Day 2 in Wales. There is some sunshine but a biting cold wind sees us dressed in hats, gloves, scarves and thermals. We set off for Caerphilly Castle. Dilemma, do we follow the sat nav or the green CADW symbol? We decide to go with the sat nav and end up on what is described as a mountain. Strange that a castle is not sited on a hill top. We find a car park. We are on time – no sign of Martha. Martha, being Martha will have arrived half an hour ago so we ring her and find she is in another car park. We change car parks and struggle through the wind. To the largest castle in Wales. It is certainly very imposing, with a scary looking wall that leans out at 10 degrees – a greater angle than the leaning tower of Pisa. The castle was originally built by Gilbert de Clare, also known as Gilbert the Red, Marcher Lord of Glamorgan, who was also responsible for nearby Castle Coch (or the Red Castle). Although earlier than other concentric castles, it does follow this pattern and amazingly the bulk of it was built in just three years 1268-1271. It formed part of a defence against Llywelyn ap Gruffudd.
Gilbert’s daughter Eleanor was married to Hugh Despenser the younger, favourite of Edward II and the Castle passed to them. The Castle had fallen into decay by the sixteenth century, when its stone was used for building projects elsewhere.
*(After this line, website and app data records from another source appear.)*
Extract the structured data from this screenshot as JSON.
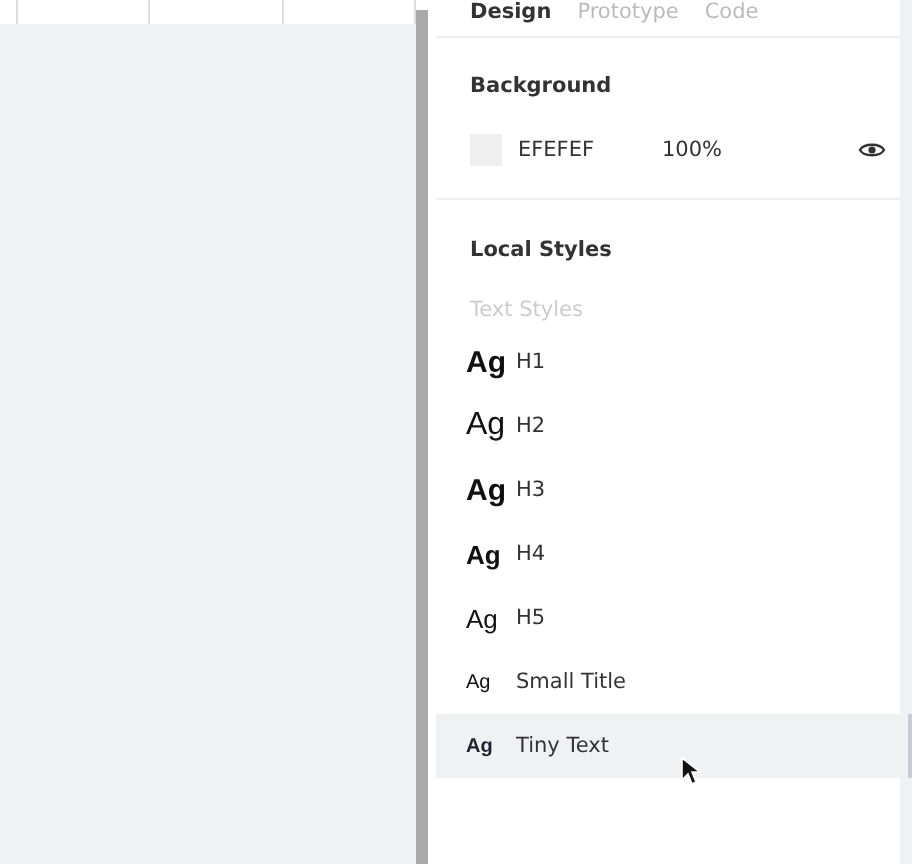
{
  "tabs": [
    {
      "label": "Design",
      "selected": true
    },
    {
      "label": "Prototype",
      "selected": false
    },
    {
      "label": "Code",
      "selected": false
    }
  ],
  "background": {
    "title": "Background",
    "hex": "EFEFEF",
    "opacity": "100%",
    "color": "#efefef",
    "visible": true
  },
  "local_styles": {
    "title": "Local Styles",
    "group_label": "Text Styles",
    "items": [
      {
        "sample": "Ag",
        "name": "H1",
        "kind": "h1",
        "hovered": false
      },
      {
        "sample": "Ag",
        "name": "H2",
        "kind": "h2",
        "hovered": false
      },
      {
        "sample": "Ag",
        "name": "H3",
        "kind": "h3",
        "hovered": false
      },
      {
        "sample": "Ag",
        "name": "H4",
        "kind": "h4",
        "hovered": false
      },
      {
        "sample": "Ag",
        "name": "H5",
        "kind": "h5",
        "hovered": false
      },
      {
        "sample": "Ag",
        "name": "Small Title",
        "kind": "small",
        "hovered": false
      },
      {
        "sample": "Ag",
        "name": "Tiny Text",
        "kind": "tiny",
        "hovered": true
      }
    ]
  }
}
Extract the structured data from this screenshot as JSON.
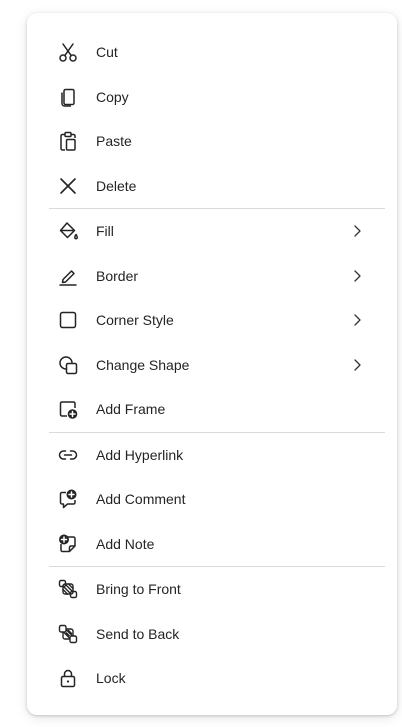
{
  "menu": {
    "groups": [
      {
        "items": [
          {
            "label": "Cut",
            "icon": "scissors-icon",
            "submenu": false
          },
          {
            "label": "Copy",
            "icon": "copy-icon",
            "submenu": false
          },
          {
            "label": "Paste",
            "icon": "paste-icon",
            "submenu": false
          },
          {
            "label": "Delete",
            "icon": "delete-icon",
            "submenu": false
          }
        ]
      },
      {
        "items": [
          {
            "label": "Fill",
            "icon": "paint-bucket-icon",
            "submenu": true
          },
          {
            "label": "Border",
            "icon": "pen-icon",
            "submenu": true
          },
          {
            "label": "Corner Style",
            "icon": "square-corner-icon",
            "submenu": true
          },
          {
            "label": "Change Shape",
            "icon": "change-shape-icon",
            "submenu": true
          },
          {
            "label": "Add Frame",
            "icon": "add-frame-icon",
            "submenu": false
          }
        ]
      },
      {
        "items": [
          {
            "label": "Add Hyperlink",
            "icon": "link-icon",
            "submenu": false
          },
          {
            "label": "Add Comment",
            "icon": "add-comment-icon",
            "submenu": false
          },
          {
            "label": "Add Note",
            "icon": "add-note-icon",
            "submenu": false
          }
        ]
      },
      {
        "items": [
          {
            "label": "Bring to Front",
            "icon": "bring-to-front-icon",
            "submenu": false
          },
          {
            "label": "Send to Back",
            "icon": "send-to-back-icon",
            "submenu": false
          },
          {
            "label": "Lock",
            "icon": "lock-icon",
            "submenu": false
          }
        ]
      }
    ]
  },
  "colors": {
    "text": "#242424",
    "icon": "#242424",
    "divider": "#dadada",
    "background": "#ffffff"
  }
}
This is an extensive castle with interesting features such as the ‘in the round’ AV display of events on the castle’s history – requiring 5 projectors and a projected portcullis that goes up and down. I did somehow feel that some opportunities were being missed however. There were some replica siege weapons and the inevitable spiral staircases, mostly going the correct was, giving defenders free use of their sword arms. Spiral staircases, as I have learnt to my cost, are not best accompanied by varifocals. Thus I struggle up and down these. The restoration of the castle took place in 1929, when Lord Bute commissioned repairs to give work to miners, unemployed due to the Great Depression. Now off to the conference – more news from there when I can get an internet connection.